House Passes Bill to Insulate Federal Workers, Addressing a Trump Threat
WASHINGTON — The House passed legislation on Thursday aimed at curbing a president’s authority to hire and fire tens of thousands of federal workers, moving to bolster the job security of civil servants targeted by former President Donald J. Trump and his allies as disloyal “deep state” operatives.
The 225-to-204 vote, which was mostly along party lines with almost all Republicans opposed, was a response by the Democratic-led House to Mr. Trump’s attacks on federal workers, which have continued since he left office.
Mr. Trump signed an executive order in 2020 allowing federal agencies to reclassify workers in a way that would strip them of the job protections that cover most federal employees and effectively turn their positions into political patronage posts. Mr. Biden rescinded Mr. Trump’s order in 2021 when he took office, in a move hailed by federal union leaders who had decried Mr. Trump’s policy as an unprecedented undermining of the civil service.
The Trump administration argued the order was intended to remedy an issue federal auditors had long raised: that firing poor performers in the federal workplace was too complicated and slow. But privately, Trump administration officials described it as an attempt to purge civil servants they deemed without evidence to be part of the “deep state” working against them. The term is usually used to describe a shadowy network of agency or military officials who secretly conspire to influence government policy.
The bipartisan legislation, led by Representatives Gerald E. Connolly, Democrat of Virginia, and Brian Fitzpatrick, Republican of Pennsylvania, would prevent a president from placing federal employees under a new classification — what the Trump administration had termed “Schedule F” — without the approval of Congress. All but six Republicans opposed it.
“Blind loyalty and ideological purity tests must never determine who we trust with securing our nation’s orders, fortifying federal IT systems, caring for seniors and veterans,” Mr. Connolly said. “Do we really think a government of political hacks and sycophants is in the best interest of the American people?”
Democrats in the Senate have introduced a parallel bill, but the measure’s most straightforward path into law may be the annual defense policy measure. The House passed its version of the legislation in July, containing Mr. Connolly’s civil service measure; the Senate has yet to pass its bill.

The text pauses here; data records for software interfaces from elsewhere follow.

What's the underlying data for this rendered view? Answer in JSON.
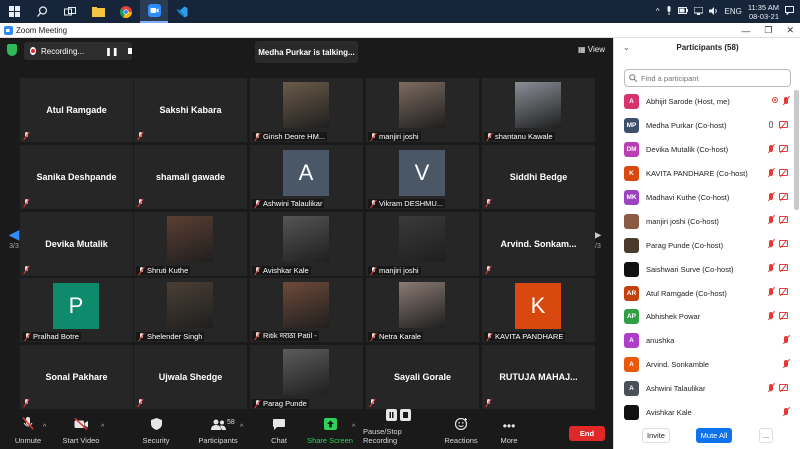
{
  "taskbar": {
    "lang": "ENG",
    "time": "11:35 AM",
    "date": "08-03-21"
  },
  "window": {
    "title": "Zoom Meeting"
  },
  "meeting": {
    "recording_label": "Recording...",
    "talking": "Medha Purkar is talking...",
    "view_label": "View",
    "page_indicator": "3/3"
  },
  "tiles": [
    {
      "name": "Atul Ramgade",
      "type": "name"
    },
    {
      "name": "Sakshi Kabara",
      "type": "name"
    },
    {
      "name": "Girish Deore HM...",
      "type": "photo"
    },
    {
      "name": "manjiri joshi",
      "type": "photo"
    },
    {
      "name": "shantanu Kawale",
      "type": "photo"
    },
    {
      "name": "Sanika Deshpande",
      "type": "name"
    },
    {
      "name": "shamali gawade",
      "type": "name"
    },
    {
      "name": "Ashwini Talaulikar",
      "letter": "A",
      "type": "letter"
    },
    {
      "name": "Vikram DESHMU...",
      "letter": "V",
      "type": "letter"
    },
    {
      "name": "Siddhi Bedge",
      "type": "name"
    },
    {
      "name": "Devika Mutalik",
      "type": "name"
    },
    {
      "name": "Shruti Kuthe",
      "type": "photo"
    },
    {
      "name": "Avishkar Kale",
      "type": "photo"
    },
    {
      "name": "manjiri joshi",
      "type": "photo"
    },
    {
      "name": "Arvind.  Sonkam...",
      "type": "name"
    },
    {
      "name": "Pralhad Botre",
      "letter": "P",
      "type": "letter"
    },
    {
      "name": "Shelender Singh",
      "type": "photo"
    },
    {
      "name": "Ritik मराठा Patil -",
      "type": "photo"
    },
    {
      "name": "Netra Karale",
      "type": "photo"
    },
    {
      "name": "KAVITA PANDHARE",
      "letter": "K",
      "type": "letter"
    },
    {
      "name": "Sonal Pakhare",
      "type": "name"
    },
    {
      "name": "Ujwala Shedge",
      "type": "name"
    },
    {
      "name": "Parag Punde",
      "type": "photo"
    },
    {
      "name": "Sayali Gorale",
      "type": "name"
    },
    {
      "name": "RUTUJA MAHAJ...",
      "type": "name"
    }
  ],
  "toolbar": {
    "unmute": "Unmute",
    "start_video": "Start Video",
    "security": "Security",
    "participants": "Participants",
    "participants_count": "58",
    "chat": "Chat",
    "share_screen": "Share Screen",
    "pause_recording": "Pause/Stop Recording",
    "reactions": "Reactions",
    "more": "More",
    "end": "End"
  },
  "panel": {
    "title": "Participants (58)",
    "search_placeholder": "Find a participant",
    "invite": "Invite",
    "mute_all": "Mute All",
    "more": "...",
    "participants": [
      {
        "initials": "A",
        "name": "Abhijit Sarode (Host, me)",
        "color": "#d6336c"
      },
      {
        "initials": "MP",
        "name": "Medha Purkar (Co-host)",
        "color": "#3d4f6b"
      },
      {
        "initials": "DM",
        "name": "Devika Mutalik (Co-host)",
        "color": "#b93fb3"
      },
      {
        "initials": "K",
        "name": "KAVITA PANDHARE (Co-host)",
        "color": "#d9480f"
      },
      {
        "initials": "MK",
        "name": "Madhavi Kuthe (Co-host)",
        "color": "#9c44c0"
      },
      {
        "initials": "",
        "name": "manjiri joshi (Co-host)",
        "color": "#8a5a44"
      },
      {
        "initials": "",
        "name": "Parag Punde (Co-host)",
        "color": "#4a3b2d"
      },
      {
        "initials": "",
        "name": "Saishwari Surve (Co-host)",
        "color": "#111111"
      },
      {
        "initials": "AR",
        "name": "Atul Ramgade (Co-host)",
        "color": "#c2410c"
      },
      {
        "initials": "AP",
        "name": "Abhishek Powar",
        "color": "#2f9e44"
      },
      {
        "initials": "A",
        "name": "anushka",
        "color": "#ae3ec9"
      },
      {
        "initials": "A",
        "name": "Arvind. Sonkamble",
        "color": "#e8590c"
      },
      {
        "initials": "A",
        "name": "Ashwini Talaulikar",
        "color": "#495057"
      },
      {
        "initials": "",
        "name": "Avishkar Kale",
        "color": "#111111"
      }
    ]
  }
}
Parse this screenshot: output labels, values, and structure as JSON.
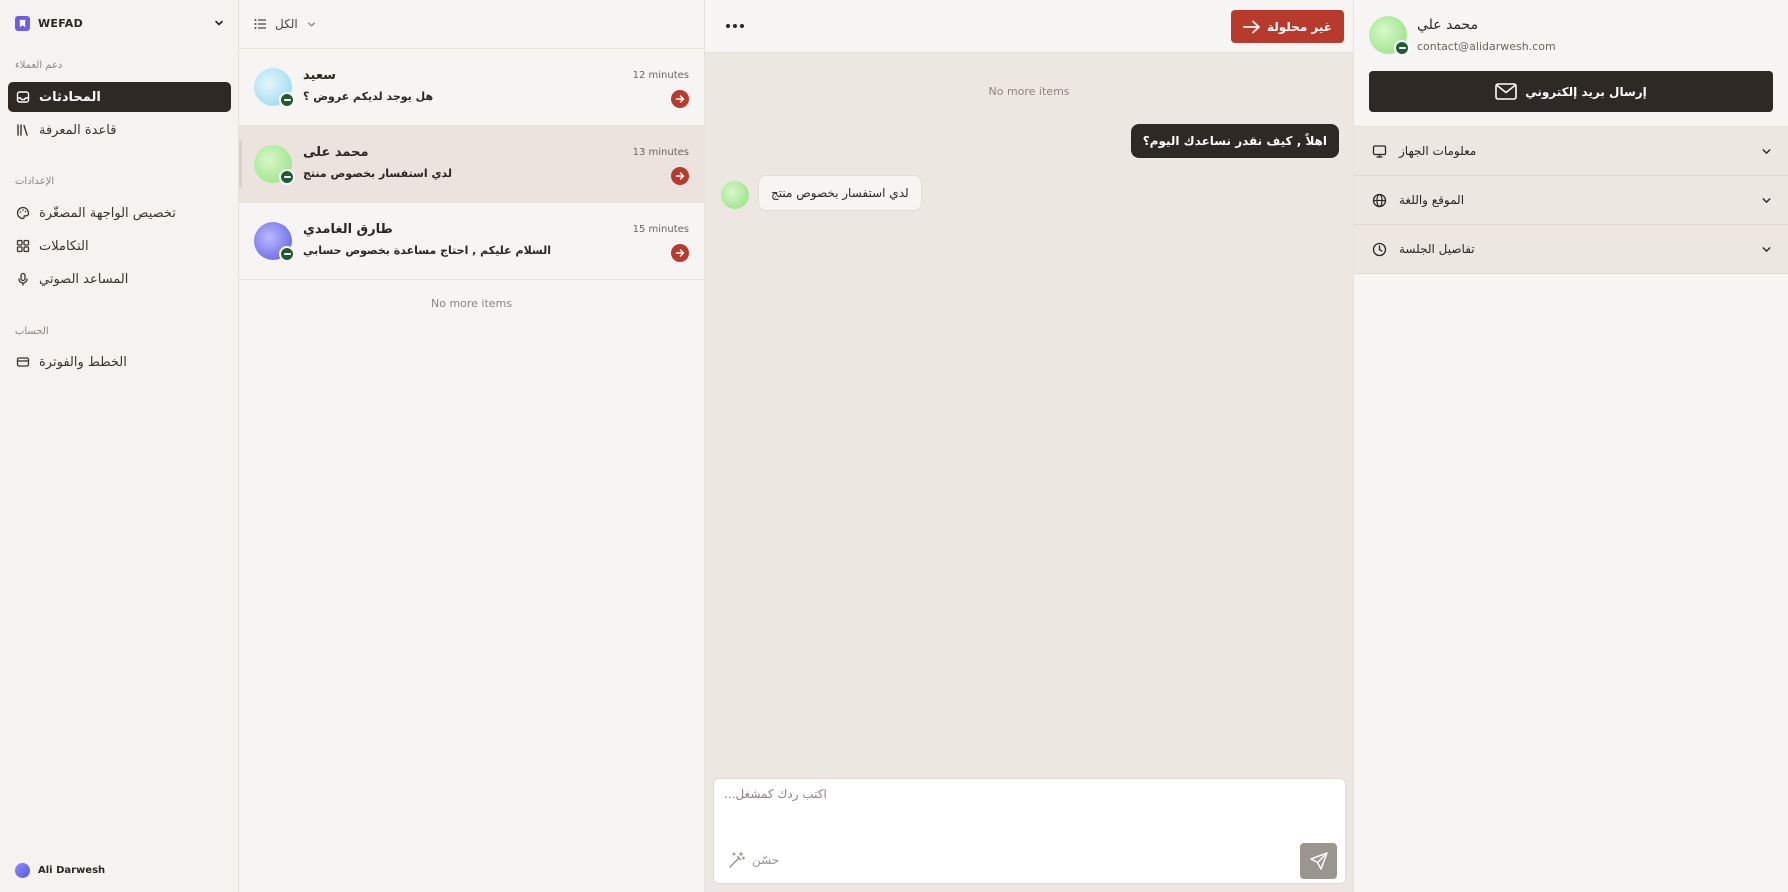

Mr. Trump has threatened to resurrect the policy should he return to the White House, and he has turned the issue — on its face an arcane matter of labor classification — into a touchstone of the far-right culture wars. At rallies, he has promised to renew his fight to weaken the job protections, telling a rally crowd in March that “the deep state must and will be brought to heel.”
He has even fund-raised off the issue, inviting his followers to donate to the “Official Drain the Swamp Fund.”
“I implemented Schedule F so that presidents could have the ability to fire federal employees who were bypassing democracy for their own benefit,” Mr. Trump wrote in one such entreaty. “These employees are doing a disservice to America and are the very swamp creatures that we’re trying to get rid of.”
Earlier this week, Representative Marjorie Taylor Greene, Republican of Georgia and one of Mr. Trump’s most strident supporters, railed against the legislation in an Instagram dispatch from a rooftop bar in Washington, telling her followers that the executive order had been particularly important to Mr. Trump.
“He wanted to be able to fire people and remove them out of positions controlling the government,” Ms. Greene said. “It’s so important for any president to be able to do that.”
Representative James R. Comer, Republican of Kentucky, said he opposed the bill to protect federal workers, warning in a speech on the House floor that civil servants could refuse to carry out policies ordered by the president.
“We’ve got a scenario here in Washington, D.C., where the unelected, unaccountable bureaucrats are calling the shots regardless of the will of the American people,” Mr. Comer said. “That’s why we support President Trump’s proposal.”
Mr. Trump’s initial order did not have a major effect on the federal work force because he signed it in the waning months of his presidency, and the order gave federal agencies seven months to conduct internal reviews to determine which existing employees could be reclassified.
But if Mr. Trump or another Republican who wished to reinstate the order were elected in 2024, tens of thousands of workers could potentially be affected.
The order created a new class of federal workers that would be made up of career staff members who are involved in “confidential, policy-determining, policymaking, or policy-advocating” work.